**Requirement**
Write out all the data below exactly.

**Extracted entries**
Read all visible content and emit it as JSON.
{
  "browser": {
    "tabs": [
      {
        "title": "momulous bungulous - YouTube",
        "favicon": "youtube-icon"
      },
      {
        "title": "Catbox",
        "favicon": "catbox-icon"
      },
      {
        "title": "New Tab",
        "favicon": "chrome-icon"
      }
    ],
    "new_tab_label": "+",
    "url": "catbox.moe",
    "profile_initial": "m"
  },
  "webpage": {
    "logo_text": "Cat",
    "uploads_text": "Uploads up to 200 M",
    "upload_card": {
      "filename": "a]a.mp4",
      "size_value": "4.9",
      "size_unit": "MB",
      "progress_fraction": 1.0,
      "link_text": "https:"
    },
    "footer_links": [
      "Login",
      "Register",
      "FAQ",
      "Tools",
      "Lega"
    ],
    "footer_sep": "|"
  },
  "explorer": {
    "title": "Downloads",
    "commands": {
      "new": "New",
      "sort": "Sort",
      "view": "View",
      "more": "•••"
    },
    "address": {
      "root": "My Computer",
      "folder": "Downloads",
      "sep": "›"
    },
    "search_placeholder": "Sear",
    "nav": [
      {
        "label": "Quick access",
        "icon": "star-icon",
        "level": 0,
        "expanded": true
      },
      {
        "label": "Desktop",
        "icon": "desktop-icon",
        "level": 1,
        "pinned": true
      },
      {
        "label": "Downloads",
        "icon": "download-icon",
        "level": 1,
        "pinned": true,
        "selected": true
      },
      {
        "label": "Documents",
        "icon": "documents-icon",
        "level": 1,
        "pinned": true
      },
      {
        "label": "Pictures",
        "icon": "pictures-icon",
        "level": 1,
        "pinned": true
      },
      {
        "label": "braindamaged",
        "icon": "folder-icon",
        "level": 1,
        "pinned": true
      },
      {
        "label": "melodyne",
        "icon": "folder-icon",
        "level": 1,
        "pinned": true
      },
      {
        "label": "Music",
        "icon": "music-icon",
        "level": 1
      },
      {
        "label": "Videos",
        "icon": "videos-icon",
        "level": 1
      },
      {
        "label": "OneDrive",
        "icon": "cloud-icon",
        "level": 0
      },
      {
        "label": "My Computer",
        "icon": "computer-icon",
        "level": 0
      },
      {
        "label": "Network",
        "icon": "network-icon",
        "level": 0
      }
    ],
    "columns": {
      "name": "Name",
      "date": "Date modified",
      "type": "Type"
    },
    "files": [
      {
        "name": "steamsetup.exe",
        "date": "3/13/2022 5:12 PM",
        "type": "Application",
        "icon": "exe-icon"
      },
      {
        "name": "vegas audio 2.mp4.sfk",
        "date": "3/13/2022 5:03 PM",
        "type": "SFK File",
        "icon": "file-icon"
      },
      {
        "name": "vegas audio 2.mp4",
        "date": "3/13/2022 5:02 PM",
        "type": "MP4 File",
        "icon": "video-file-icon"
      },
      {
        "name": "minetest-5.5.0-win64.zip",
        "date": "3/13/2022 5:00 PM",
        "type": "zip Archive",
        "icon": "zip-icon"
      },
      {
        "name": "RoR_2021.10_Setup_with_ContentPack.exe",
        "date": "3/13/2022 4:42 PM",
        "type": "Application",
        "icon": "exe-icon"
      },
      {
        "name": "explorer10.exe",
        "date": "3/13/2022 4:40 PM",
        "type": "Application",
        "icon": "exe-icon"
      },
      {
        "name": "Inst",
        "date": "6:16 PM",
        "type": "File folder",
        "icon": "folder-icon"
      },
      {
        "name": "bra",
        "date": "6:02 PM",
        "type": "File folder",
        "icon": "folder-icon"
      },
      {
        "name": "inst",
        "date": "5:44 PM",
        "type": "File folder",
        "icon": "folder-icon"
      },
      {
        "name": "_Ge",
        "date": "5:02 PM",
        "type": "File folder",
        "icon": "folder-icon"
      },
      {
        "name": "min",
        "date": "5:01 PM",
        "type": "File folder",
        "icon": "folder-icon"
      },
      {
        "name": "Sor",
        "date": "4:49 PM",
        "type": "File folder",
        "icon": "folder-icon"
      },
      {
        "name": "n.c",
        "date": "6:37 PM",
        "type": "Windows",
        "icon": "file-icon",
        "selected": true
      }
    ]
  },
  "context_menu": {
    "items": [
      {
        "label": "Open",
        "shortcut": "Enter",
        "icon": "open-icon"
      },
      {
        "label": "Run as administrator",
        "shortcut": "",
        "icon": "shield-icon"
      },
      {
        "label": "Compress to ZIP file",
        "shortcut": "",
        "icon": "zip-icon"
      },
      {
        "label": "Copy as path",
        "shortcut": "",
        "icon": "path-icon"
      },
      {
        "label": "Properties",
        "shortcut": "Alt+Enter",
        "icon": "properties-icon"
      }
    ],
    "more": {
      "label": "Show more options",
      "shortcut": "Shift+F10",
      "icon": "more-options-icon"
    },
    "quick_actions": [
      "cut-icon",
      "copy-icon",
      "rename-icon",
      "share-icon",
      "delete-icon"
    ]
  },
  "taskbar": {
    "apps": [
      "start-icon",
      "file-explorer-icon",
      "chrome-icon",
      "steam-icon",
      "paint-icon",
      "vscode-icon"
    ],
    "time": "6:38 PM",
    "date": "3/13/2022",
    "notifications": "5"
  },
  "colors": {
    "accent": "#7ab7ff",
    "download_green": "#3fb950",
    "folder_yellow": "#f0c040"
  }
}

**Answer to this task**
Read all visible content and emit it as JSON.
{
  "browser": {
    "tabs": [
      {
        "title": "momulous bungulous - YouTube",
        "favicon": "youtube-icon"
      },
      {
        "title": "Catbox",
        "favicon": "catbox-icon"
      },
      {
        "title": "New Tab",
        "favicon": "chrome-icon"
      }
    ],
    "new_tab_label": "+",
    "url": "catbox.moe",
    "profile_initial": "m"
  },
  "webpage": {
    "logo_text": "Cat",
    "uploads_text": "Uploads up to 200 M",
    "upload_card": {
      "filename": "a]a.mp4",
      "size_value": "4.9",
      "size_unit": "MB",
      "progress_fraction": 1.0,
      "link_text": "https:"
    },
    "footer_links": [
      "Login",
      "Register",
      "FAQ",
      "Tools",
      "Lega"
    ],
    "footer_sep": "|"
  },
  "explorer": {
    "title": "Downloads",
    "commands": {
      "new": "New",
      "sort": "Sort",
      "view": "View",
      "more": "•••"
    },
    "address": {
      "root": "My Computer",
      "folder": "Downloads",
      "sep": "›"
    },
    "search_placeholder": "Sear",
    "nav": [
      {
        "label": "Quick access",
        "icon": "star-icon",
        "level": 0,
        "expanded": true
      },
      {
        "label": "Desktop",
        "icon": "desktop-icon",
        "level": 1,
        "pinned": true
      },
      {
        "label": "Downloads",
        "icon": "download-icon",
        "level": 1,
        "pinned": true,
        "selected": true
      },
      {
        "label": "Documents",
        "icon": "documents-icon",
        "level": 1,
        "pinned": true
      },
      {
        "label": "Pictures",
        "icon": "pictures-icon",
        "level": 1,
        "pinned": true
      },
      {
        "label": "braindamaged",
        "icon": "folder-icon",
        "level": 1,
        "pinned": true
      },
      {
        "label": "melodyne",
        "icon": "folder-icon",
        "level": 1,
        "pinned": true
      },
      {
        "label": "Music",
        "icon": "music-icon",
        "level": 1
      },
      {
        "label": "Videos",
        "icon": "videos-icon",
        "level": 1
      },
      {
        "label": "OneDrive",
        "icon": "cloud-icon",
        "level": 0
      },
      {
        "label": "My Computer",
        "icon": "computer-icon",
        "level": 0
      },
      {
        "label": "Network",
        "icon": "network-icon",
        "level": 0
      }
    ],
    "columns": {
      "name": "Name",
      "date": "Date modified",
      "type": "Type"
    },
    "files": [
      {
        "name": "steamsetup.exe",
        "date": "3/13/2022 5:12 PM",
        "type": "Application",
        "icon": "exe-icon"
      },
      {
        "name": "vegas audio 2.mp4.sfk",
        "date": "3/13/2022 5:03 PM",
        "type": "SFK File",
        "icon": "file-icon"
      },
      {
        "name": "vegas audio 2.mp4",
        "date": "3/13/2022 5:02 PM",
        "type": "MP4 File",
        "icon": "video-file-icon"
      },
      {
        "name": "minetest-5.5.0-win64.zip",
        "date": "3/13/2022 5:00 PM",
        "type": "zip Archive",
        "icon": "zip-icon"
      },
      {
        "name": "RoR_2021.10_Setup_with_ContentPack.exe",
        "date": "3/13/2022 4:42 PM",
        "type": "Application",
        "icon": "exe-icon"
      },
      {
        "name": "explorer10.exe",
        "date": "3/13/2022 4:40 PM",
        "type": "Application",
        "icon": "exe-icon"
      },
      {
        "name": "Inst",
        "date": "6:16 PM",
        "type": "File folder",
        "icon": "folder-icon"
      },
      {
        "name": "bra",
        "date": "6:02 PM",
        "type": "File folder",
        "icon": "folder-icon"
      },
      {
        "name": "inst",
        "date": "5:44 PM",
        "type": "File folder",
        "icon": "folder-icon"
      },
      {
        "name": "_Ge",
        "date": "5:02 PM",
        "type": "File folder",
        "icon": "folder-icon"
      },
      {
        "name": "min",
        "date": "5:01 PM",
        "type": "File folder",
        "icon": "folder-icon"
      },
      {
        "name": "Sor",
        "date": "4:49 PM",
        "type": "File folder",
        "icon": "folder-icon"
      },
      {
        "name": "n.c",
        "date": "6:37 PM",
        "type": "Windows",
        "icon": "file-icon",
        "selected": true
      }
    ]
  },
  "context_menu": {
    "items": [
      {
        "label": "Open",
        "shortcut": "Enter",
        "icon": "open-icon"
      },
      {
        "label": "Run as administrator",
        "shortcut": "",
        "icon": "shield-icon"
      },
      {
        "label": "Compress to ZIP file",
        "shortcut": "",
        "icon": "zip-icon"
      },
      {
        "label": "Copy as path",
        "shortcut": "",
        "icon": "path-icon"
      },
      {
        "label": "Properties",
        "shortcut": "Alt+Enter",
        "icon": "properties-icon"
      }
    ],
    "more": {
      "label": "Show more options",
      "shortcut": "Shift+F10",
      "icon": "more-options-icon"
    },
    "quick_actions": [
      "cut-icon",
      "copy-icon",
      "rename-icon",
      "share-icon",
      "delete-icon"
    ]
  },
  "taskbar": {
    "apps": [
      "start-icon",
      "file-explorer-icon",
      "chrome-icon",
      "steam-icon",
      "paint-icon",
      "vscode-icon"
    ],
    "time": "6:38 PM",
    "date": "3/13/2022",
    "notifications": "5"
  },
  "colors": {
    "accent": "#7ab7ff",
    "download_green": "#3fb950",
    "folder_yellow": "#f0c040"
  }
}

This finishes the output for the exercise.